A genome is an organism’s complete set of genetic instructions. The genome of an organism is the whole of its hereditary information encoded in its DNA (or, for some viruses, RNA). It is an organism’s complete set of DNA, including all of its genes. This includes both the genes and the non-coding sequences of the DNA. DNA is a unique chemical code that guides our growth, development, and health. Each genome contains all of the information needed to build and maintain that organism. The human genome, for example, is the set of genetic information encoded in 46 chromosomes found in the nucleus of each cell.

The term was coined in 1920. Winkler’s definition, in translation, runs: “I propose the expression genome for the haploid chromosome set, which, together with the pertinent protoplasm, specifies the material foundations of the species ….”

The genome contains genes, which are packaged in chromosomes and affect specific characteristics of the organism. However, no single haploid chromosome set defines even the DNA of a species. Small sections of DNA, called genes, code for the RNA and protein molecules required by the organism. Because of the huge variety of alleles carried by a population, every individual is genetically different. Even a diploid individual carries a genetic variety. For that reason Dobzhansky preferred “set of chromosomes”, and the definition now must be broader than Winklers’ definition. The genome of a haploid chromosome set is merely a sample of the total genetic variation of a species.

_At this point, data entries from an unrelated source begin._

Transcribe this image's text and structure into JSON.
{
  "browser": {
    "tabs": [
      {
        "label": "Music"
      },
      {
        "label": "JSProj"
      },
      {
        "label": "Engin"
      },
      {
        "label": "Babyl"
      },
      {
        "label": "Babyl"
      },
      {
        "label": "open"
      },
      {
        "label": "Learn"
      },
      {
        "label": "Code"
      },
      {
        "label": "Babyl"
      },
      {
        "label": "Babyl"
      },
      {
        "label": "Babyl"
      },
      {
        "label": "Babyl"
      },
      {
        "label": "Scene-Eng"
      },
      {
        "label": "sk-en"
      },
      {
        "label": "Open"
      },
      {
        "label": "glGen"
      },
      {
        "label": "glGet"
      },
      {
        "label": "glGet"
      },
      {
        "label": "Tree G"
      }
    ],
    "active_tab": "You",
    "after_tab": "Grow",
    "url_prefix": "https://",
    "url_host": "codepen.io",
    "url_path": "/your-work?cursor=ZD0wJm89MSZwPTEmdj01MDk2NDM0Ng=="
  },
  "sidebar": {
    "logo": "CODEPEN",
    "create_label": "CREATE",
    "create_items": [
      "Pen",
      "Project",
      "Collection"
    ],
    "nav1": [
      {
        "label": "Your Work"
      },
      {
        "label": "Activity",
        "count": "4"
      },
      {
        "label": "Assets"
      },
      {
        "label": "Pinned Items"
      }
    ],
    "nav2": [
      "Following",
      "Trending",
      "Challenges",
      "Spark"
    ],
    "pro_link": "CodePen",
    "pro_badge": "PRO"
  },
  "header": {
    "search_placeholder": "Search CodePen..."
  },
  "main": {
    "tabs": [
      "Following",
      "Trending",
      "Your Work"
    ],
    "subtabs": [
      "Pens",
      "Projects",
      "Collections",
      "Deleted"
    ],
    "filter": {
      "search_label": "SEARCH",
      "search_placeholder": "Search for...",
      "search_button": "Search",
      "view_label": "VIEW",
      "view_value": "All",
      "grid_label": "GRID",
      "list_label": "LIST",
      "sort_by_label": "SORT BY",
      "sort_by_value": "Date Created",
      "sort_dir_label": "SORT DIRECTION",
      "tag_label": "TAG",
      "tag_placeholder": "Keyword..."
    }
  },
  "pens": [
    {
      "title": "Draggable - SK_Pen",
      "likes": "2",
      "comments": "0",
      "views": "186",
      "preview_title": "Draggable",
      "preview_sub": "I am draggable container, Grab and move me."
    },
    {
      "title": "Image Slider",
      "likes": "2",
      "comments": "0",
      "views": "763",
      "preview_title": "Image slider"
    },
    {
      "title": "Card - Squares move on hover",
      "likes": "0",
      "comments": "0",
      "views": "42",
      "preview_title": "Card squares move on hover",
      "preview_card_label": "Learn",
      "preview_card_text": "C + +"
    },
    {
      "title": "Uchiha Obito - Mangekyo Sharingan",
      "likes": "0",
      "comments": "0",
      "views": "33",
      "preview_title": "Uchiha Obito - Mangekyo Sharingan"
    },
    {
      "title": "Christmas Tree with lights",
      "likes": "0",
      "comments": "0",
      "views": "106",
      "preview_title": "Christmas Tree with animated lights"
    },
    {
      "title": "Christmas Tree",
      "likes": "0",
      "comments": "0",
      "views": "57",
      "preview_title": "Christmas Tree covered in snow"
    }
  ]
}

The term ‘genome’ can be applied specifically to mean the complete set of nuclear DNA (the ‘nuclear genome’) but can also be used of organelles that contain their own DNA, as with the mitochondrial genome or the chloroplast genome. In short, the genome is divided into chromosomes, chromosomes contain genes, and genes are made of DNA.